Repeat every entry word for word, but leave the images out of your copy.
==========
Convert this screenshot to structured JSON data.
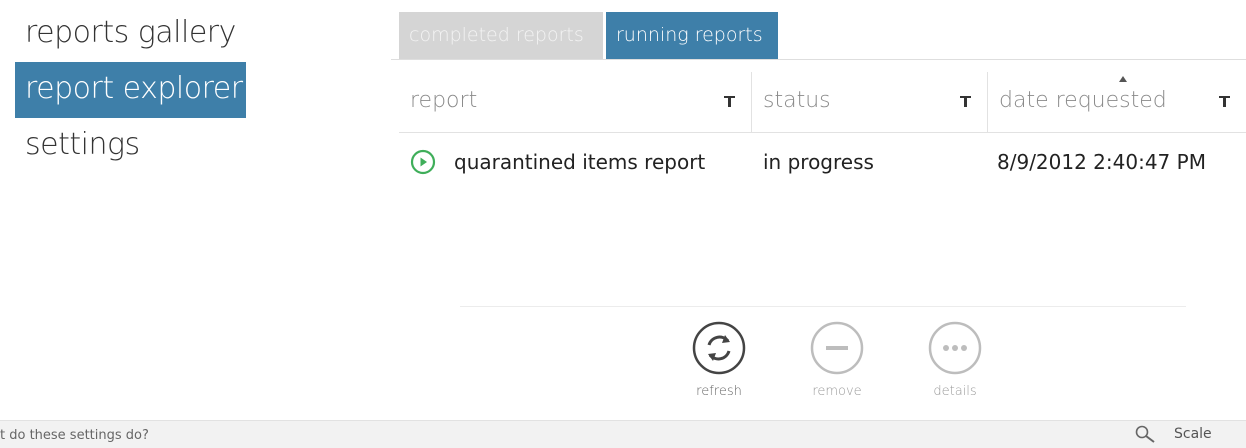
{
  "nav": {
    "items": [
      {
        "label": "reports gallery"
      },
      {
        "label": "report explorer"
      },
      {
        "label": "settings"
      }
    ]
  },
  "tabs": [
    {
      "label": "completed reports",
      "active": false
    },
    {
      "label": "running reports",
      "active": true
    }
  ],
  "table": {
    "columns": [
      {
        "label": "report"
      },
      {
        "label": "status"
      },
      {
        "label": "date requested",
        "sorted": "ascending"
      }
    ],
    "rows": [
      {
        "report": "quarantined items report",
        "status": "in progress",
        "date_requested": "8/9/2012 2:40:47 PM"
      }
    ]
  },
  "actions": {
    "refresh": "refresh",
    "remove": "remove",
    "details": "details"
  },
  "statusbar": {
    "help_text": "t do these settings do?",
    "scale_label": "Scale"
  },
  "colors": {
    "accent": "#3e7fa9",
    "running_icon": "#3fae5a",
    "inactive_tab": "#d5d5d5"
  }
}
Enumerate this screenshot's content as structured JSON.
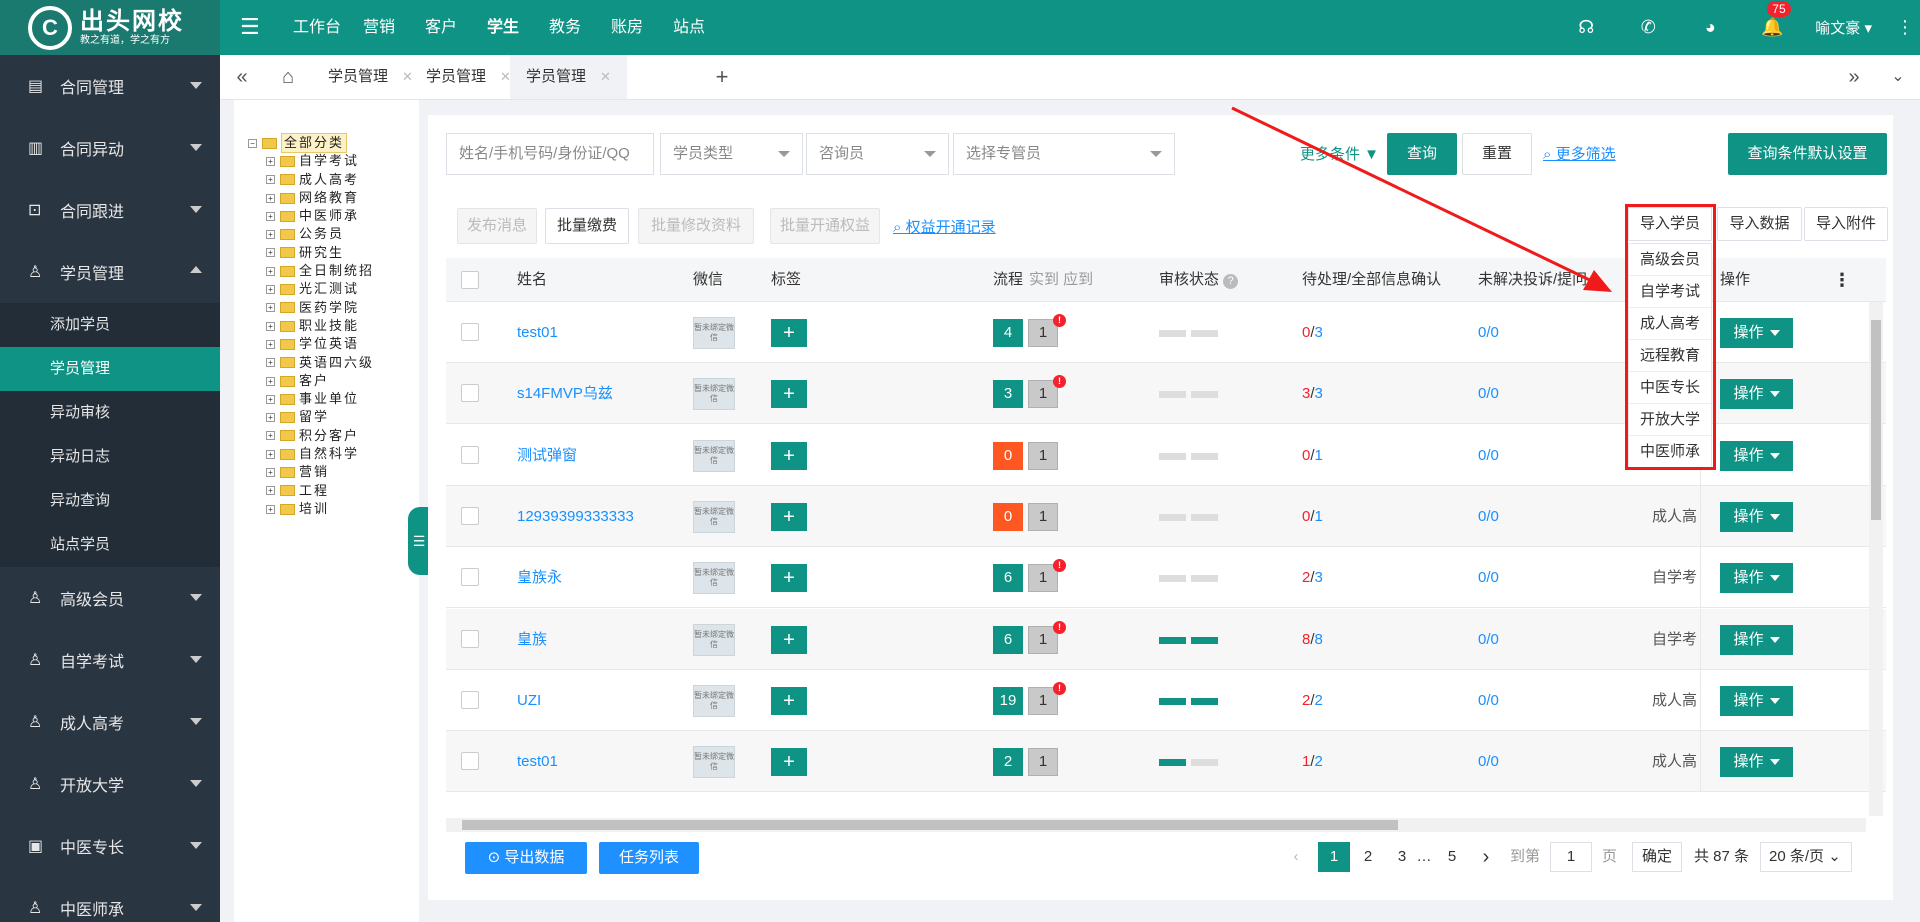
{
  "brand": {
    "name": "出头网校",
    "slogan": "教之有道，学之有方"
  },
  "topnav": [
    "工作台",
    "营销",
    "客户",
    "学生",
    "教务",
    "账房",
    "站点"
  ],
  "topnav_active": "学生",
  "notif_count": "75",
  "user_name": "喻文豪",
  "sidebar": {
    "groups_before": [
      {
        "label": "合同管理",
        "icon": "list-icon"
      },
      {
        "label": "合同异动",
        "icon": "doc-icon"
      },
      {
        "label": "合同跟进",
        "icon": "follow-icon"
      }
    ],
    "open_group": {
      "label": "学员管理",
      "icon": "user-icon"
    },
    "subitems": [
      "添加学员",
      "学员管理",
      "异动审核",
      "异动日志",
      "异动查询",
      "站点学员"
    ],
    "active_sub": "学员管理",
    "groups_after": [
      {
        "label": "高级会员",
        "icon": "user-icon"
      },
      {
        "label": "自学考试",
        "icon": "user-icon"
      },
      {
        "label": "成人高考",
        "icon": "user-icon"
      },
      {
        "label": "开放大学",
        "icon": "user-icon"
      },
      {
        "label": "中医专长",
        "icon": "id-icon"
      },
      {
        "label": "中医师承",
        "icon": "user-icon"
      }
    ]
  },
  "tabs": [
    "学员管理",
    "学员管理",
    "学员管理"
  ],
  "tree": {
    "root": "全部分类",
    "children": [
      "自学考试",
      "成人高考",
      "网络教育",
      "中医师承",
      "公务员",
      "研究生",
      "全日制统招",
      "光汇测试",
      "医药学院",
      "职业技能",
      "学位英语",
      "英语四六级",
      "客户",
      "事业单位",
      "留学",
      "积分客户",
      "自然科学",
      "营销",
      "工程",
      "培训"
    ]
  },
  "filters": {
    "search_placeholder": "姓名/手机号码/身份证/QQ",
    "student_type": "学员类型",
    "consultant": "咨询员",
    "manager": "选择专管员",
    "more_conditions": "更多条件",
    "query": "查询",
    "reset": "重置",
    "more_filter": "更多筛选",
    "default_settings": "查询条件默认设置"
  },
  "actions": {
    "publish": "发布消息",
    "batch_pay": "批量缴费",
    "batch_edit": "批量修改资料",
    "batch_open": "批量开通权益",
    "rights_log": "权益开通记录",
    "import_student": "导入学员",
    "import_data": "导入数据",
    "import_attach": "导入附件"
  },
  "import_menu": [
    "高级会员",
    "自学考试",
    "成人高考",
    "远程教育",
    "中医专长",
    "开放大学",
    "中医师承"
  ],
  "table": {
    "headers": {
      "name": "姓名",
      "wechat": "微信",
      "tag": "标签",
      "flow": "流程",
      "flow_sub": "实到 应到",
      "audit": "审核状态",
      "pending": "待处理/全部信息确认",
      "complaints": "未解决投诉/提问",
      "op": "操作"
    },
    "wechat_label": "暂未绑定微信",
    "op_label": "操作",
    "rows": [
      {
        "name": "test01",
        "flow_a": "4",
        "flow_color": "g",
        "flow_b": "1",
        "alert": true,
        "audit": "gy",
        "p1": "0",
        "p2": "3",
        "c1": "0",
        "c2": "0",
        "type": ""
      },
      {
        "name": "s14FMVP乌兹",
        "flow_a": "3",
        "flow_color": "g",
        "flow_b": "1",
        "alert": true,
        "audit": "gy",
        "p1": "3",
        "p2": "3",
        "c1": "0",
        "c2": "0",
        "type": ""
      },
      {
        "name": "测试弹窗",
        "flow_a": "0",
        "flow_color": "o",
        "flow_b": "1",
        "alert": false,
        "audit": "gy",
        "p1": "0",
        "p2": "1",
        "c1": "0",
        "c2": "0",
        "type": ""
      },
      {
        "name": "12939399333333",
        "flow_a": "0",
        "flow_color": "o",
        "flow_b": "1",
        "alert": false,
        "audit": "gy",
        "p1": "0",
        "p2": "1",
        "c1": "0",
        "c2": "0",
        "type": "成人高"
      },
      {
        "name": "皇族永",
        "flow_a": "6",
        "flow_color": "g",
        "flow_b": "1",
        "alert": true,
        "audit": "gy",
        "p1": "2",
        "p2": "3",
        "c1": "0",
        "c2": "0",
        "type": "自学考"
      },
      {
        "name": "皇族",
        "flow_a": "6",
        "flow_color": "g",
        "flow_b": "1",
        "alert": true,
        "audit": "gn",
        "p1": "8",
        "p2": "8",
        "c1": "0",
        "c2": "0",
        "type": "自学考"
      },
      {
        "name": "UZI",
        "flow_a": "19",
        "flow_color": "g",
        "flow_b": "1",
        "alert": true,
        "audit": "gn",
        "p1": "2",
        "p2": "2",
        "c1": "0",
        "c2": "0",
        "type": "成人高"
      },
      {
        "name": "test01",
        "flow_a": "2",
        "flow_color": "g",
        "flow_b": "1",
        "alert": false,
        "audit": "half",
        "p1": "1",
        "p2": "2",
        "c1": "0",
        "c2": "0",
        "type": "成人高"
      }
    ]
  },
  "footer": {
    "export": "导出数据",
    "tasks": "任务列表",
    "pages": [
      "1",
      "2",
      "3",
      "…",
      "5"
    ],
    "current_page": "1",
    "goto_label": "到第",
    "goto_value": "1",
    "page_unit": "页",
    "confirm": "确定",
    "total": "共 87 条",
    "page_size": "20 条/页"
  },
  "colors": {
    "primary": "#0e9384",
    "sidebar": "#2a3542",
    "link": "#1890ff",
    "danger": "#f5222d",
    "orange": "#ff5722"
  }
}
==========
Output of the exercise ->
Convert this screenshot to structured JSON data.
{
  "nav": {
    "items": [
      {
        "label": "reports gallery"
      },
      {
        "label": "report explorer"
      },
      {
        "label": "settings"
      }
    ]
  },
  "tabs": [
    {
      "label": "completed reports",
      "active": false
    },
    {
      "label": "running reports",
      "active": true
    }
  ],
  "table": {
    "columns": [
      {
        "label": "report"
      },
      {
        "label": "status"
      },
      {
        "label": "date requested",
        "sorted": "ascending"
      }
    ],
    "rows": [
      {
        "report": "quarantined items report",
        "status": "in progress",
        "date_requested": "8/9/2012 2:40:47 PM"
      }
    ]
  },
  "actions": {
    "refresh": "refresh",
    "remove": "remove",
    "details": "details"
  },
  "statusbar": {
    "help_text": "t do these settings do?",
    "scale_label": "Scale"
  },
  "colors": {
    "accent": "#3e7fa9",
    "running_icon": "#3fae5a",
    "inactive_tab": "#d5d5d5"
  }
}
Enumerate this screenshot's content as structured JSON.
{
  "brand": {
    "name": "出头网校",
    "slogan": "教之有道，学之有方"
  },
  "topnav": [
    "工作台",
    "营销",
    "客户",
    "学生",
    "教务",
    "账房",
    "站点"
  ],
  "topnav_active": "学生",
  "notif_count": "75",
  "user_name": "喻文豪",
  "sidebar": {
    "groups_before": [
      {
        "label": "合同管理",
        "icon": "list-icon"
      },
      {
        "label": "合同异动",
        "icon": "doc-icon"
      },
      {
        "label": "合同跟进",
        "icon": "follow-icon"
      }
    ],
    "open_group": {
      "label": "学员管理",
      "icon": "user-icon"
    },
    "subitems": [
      "添加学员",
      "学员管理",
      "异动审核",
      "异动日志",
      "异动查询",
      "站点学员"
    ],
    "active_sub": "学员管理",
    "groups_after": [
      {
        "label": "高级会员",
        "icon": "user-icon"
      },
      {
        "label": "自学考试",
        "icon": "user-icon"
      },
      {
        "label": "成人高考",
        "icon": "user-icon"
      },
      {
        "label": "开放大学",
        "icon": "user-icon"
      },
      {
        "label": "中医专长",
        "icon": "id-icon"
      },
      {
        "label": "中医师承",
        "icon": "user-icon"
      }
    ]
  },
  "tabs": [
    "学员管理",
    "学员管理",
    "学员管理"
  ],
  "tree": {
    "root": "全部分类",
    "children": [
      "自学考试",
      "成人高考",
      "网络教育",
      "中医师承",
      "公务员",
      "研究生",
      "全日制统招",
      "光汇测试",
      "医药学院",
      "职业技能",
      "学位英语",
      "英语四六级",
      "客户",
      "事业单位",
      "留学",
      "积分客户",
      "自然科学",
      "营销",
      "工程",
      "培训"
    ]
  },
  "filters": {
    "search_placeholder": "姓名/手机号码/身份证/QQ",
    "student_type": "学员类型",
    "consultant": "咨询员",
    "manager": "选择专管员",
    "more_conditions": "更多条件",
    "query": "查询",
    "reset": "重置",
    "more_filter": "更多筛选",
    "default_settings": "查询条件默认设置"
  },
  "actions": {
    "publish": "发布消息",
    "batch_pay": "批量缴费",
    "batch_edit": "批量修改资料",
    "batch_open": "批量开通权益",
    "rights_log": "权益开通记录",
    "import_student": "导入学员",
    "import_data": "导入数据",
    "import_attach": "导入附件"
  },
  "import_menu": [
    "高级会员",
    "自学考试",
    "成人高考",
    "远程教育",
    "中医专长",
    "开放大学",
    "中医师承"
  ],
  "table": {
    "headers": {
      "name": "姓名",
      "wechat": "微信",
      "tag": "标签",
      "flow": "流程",
      "flow_sub": "实到 应到",
      "audit": "审核状态",
      "pending": "待处理/全部信息确认",
      "complaints": "未解决投诉/提问",
      "op": "操作"
    },
    "wechat_label": "暂未绑定微信",
    "op_label": "操作",
    "rows": [
      {
        "name": "test01",
        "flow_a": "4",
        "flow_color": "g",
        "flow_b": "1",
        "alert": true,
        "audit": "gy",
        "p1": "0",
        "p2": "3",
        "c1": "0",
        "c2": "0",
        "type": ""
      },
      {
        "name": "s14FMVP乌兹",
        "flow_a": "3",
        "flow_color": "g",
        "flow_b": "1",
        "alert": true,
        "audit": "gy",
        "p1": "3",
        "p2": "3",
        "c1": "0",
        "c2": "0",
        "type": ""
      },
      {
        "name": "测试弹窗",
        "flow_a": "0",
        "flow_color": "o",
        "flow_b": "1",
        "alert": false,
        "audit": "gy",
        "p1": "0",
        "p2": "1",
        "c1": "0",
        "c2": "0",
        "type": ""
      },
      {
        "name": "12939399333333",
        "flow_a": "0",
        "flow_color": "o",
        "flow_b": "1",
        "alert": false,
        "audit": "gy",
        "p1": "0",
        "p2": "1",
        "c1": "0",
        "c2": "0",
        "type": "成人高"
      },
      {
        "name": "皇族永",
        "flow_a": "6",
        "flow_color": "g",
        "flow_b": "1",
        "alert": true,
        "audit": "gy",
        "p1": "2",
        "p2": "3",
        "c1": "0",
        "c2": "0",
        "type": "自学考"
      },
      {
        "name": "皇族",
        "flow_a": "6",
        "flow_color": "g",
        "flow_b": "1",
        "alert": true,
        "audit": "gn",
        "p1": "8",
        "p2": "8",
        "c1": "0",
        "c2": "0",
        "type": "自学考"
      },
      {
        "name": "UZI",
        "flow_a": "19",
        "flow_color": "g",
        "flow_b": "1",
        "alert": true,
        "audit": "gn",
        "p1": "2",
        "p2": "2",
        "c1": "0",
        "c2": "0",
        "type": "成人高"
      },
      {
        "name": "test01",
        "flow_a": "2",
        "flow_color": "g",
        "flow_b": "1",
        "alert": false,
        "audit": "half",
        "p1": "1",
        "p2": "2",
        "c1": "0",
        "c2": "0",
        "type": "成人高"
      }
    ]
  },
  "footer": {
    "export": "导出数据",
    "tasks": "任务列表",
    "pages": [
      "1",
      "2",
      "3",
      "…",
      "5"
    ],
    "current_page": "1",
    "goto_label": "到第",
    "goto_value": "1",
    "page_unit": "页",
    "confirm": "确定",
    "total": "共 87 条",
    "page_size": "20 条/页"
  },
  "colors": {
    "primary": "#0e9384",
    "sidebar": "#2a3542",
    "link": "#1890ff",
    "danger": "#f5222d",
    "orange": "#ff5722"
  }
}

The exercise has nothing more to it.